OSE assessment: Integrated food systems are desirable. Here is a high level proposition. As ecological collapse moves forward, here is a regenerative proposition, which is worth pursuing and developing at all scales.


Current Production Methods: Need to be Improved


The Integrated System Proposition


Economic Analysis



Biogas Powered Cars

Compressed biogas from IFWMS can be used to power cars. See this: [1] - this is from ISIS, who have tried Dream Farm 2 as a model IFWMS.

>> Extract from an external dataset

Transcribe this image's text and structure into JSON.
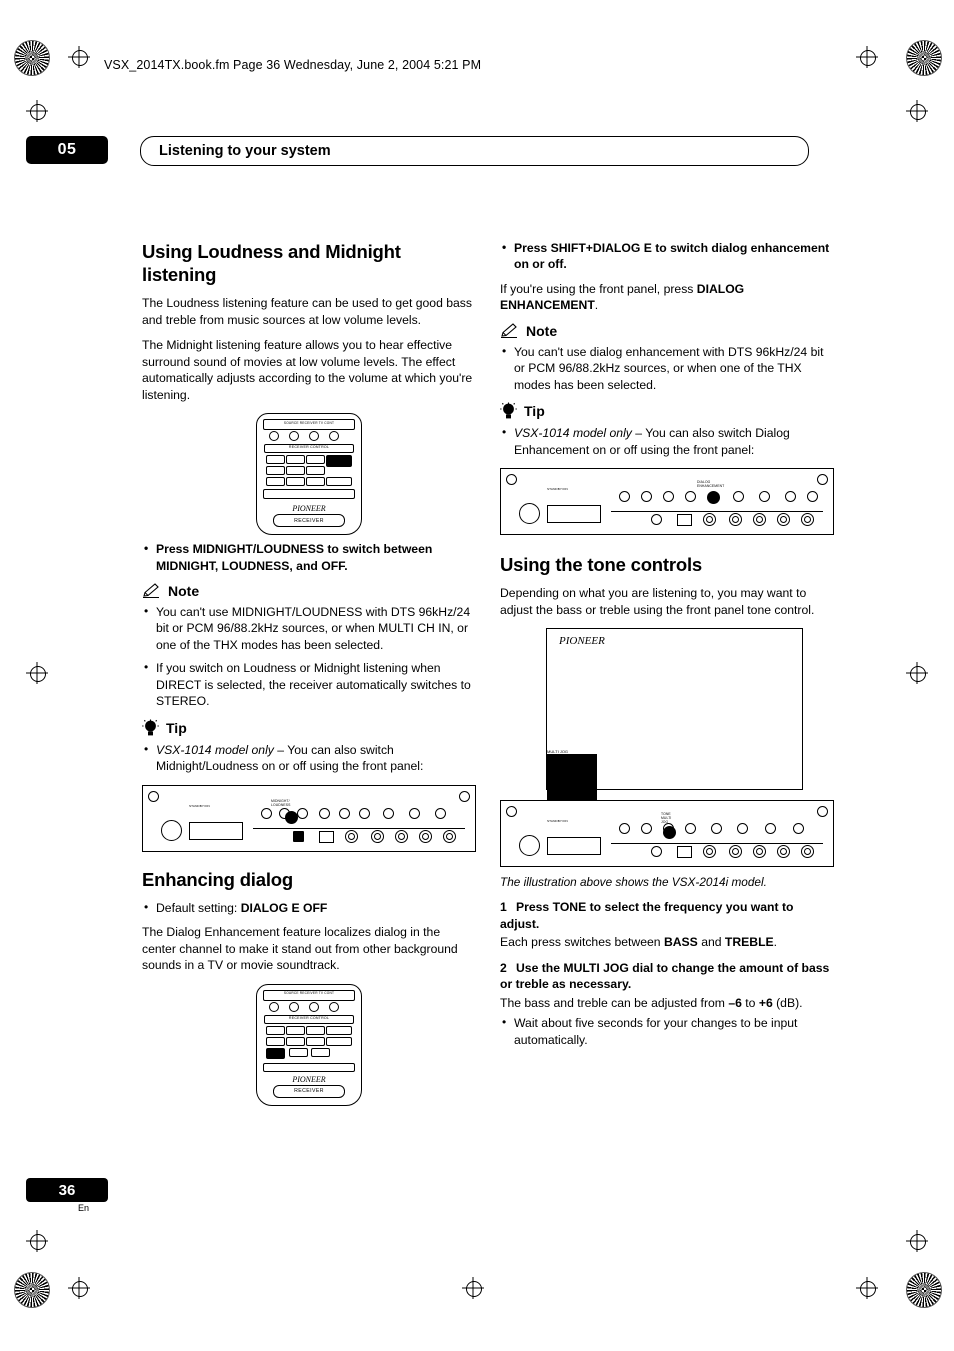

1.9.09 - Integration is not easy. For the entire system to work - major, diverse infrastructure requirements exist. These may include water-tight storage vessels, ponds, vats, earth structures, containers, etc. - which at a large scale, require significant startup capital, heavy equipment and large-scale planning to implement. Materials handling is a huge requirement. Because of the above difficulties and others, traditional farming remains at monoculture.

One of the main keys to diversified farming is availability of equipment - which is being addressed by the Global Village Construction Set. With basic earth moving equipment available, Factor e Farm will be implementing a system in 2009. Capacities include earth moving, pond digging, lumber generation for rot-resistent containers, and soil preparation equipment. Next in line is the genetic base.

Many proposed IFWMS concepts include biogas as a central component. Some criticism has been leveled against this because of its relative energy-inefficiency, for example in this extensive discussion ("An Unconventional Way of Raising Pigs, Chickens and Cows") by Dr. Paul Olivier of EPWT.

Rasmus Kiehl 2009 collection

A large number of additional IFWMS diagrams were made by OSE contributor Rasmus Kiehl while working on the OSE wiki in 2009. This material has been archived at: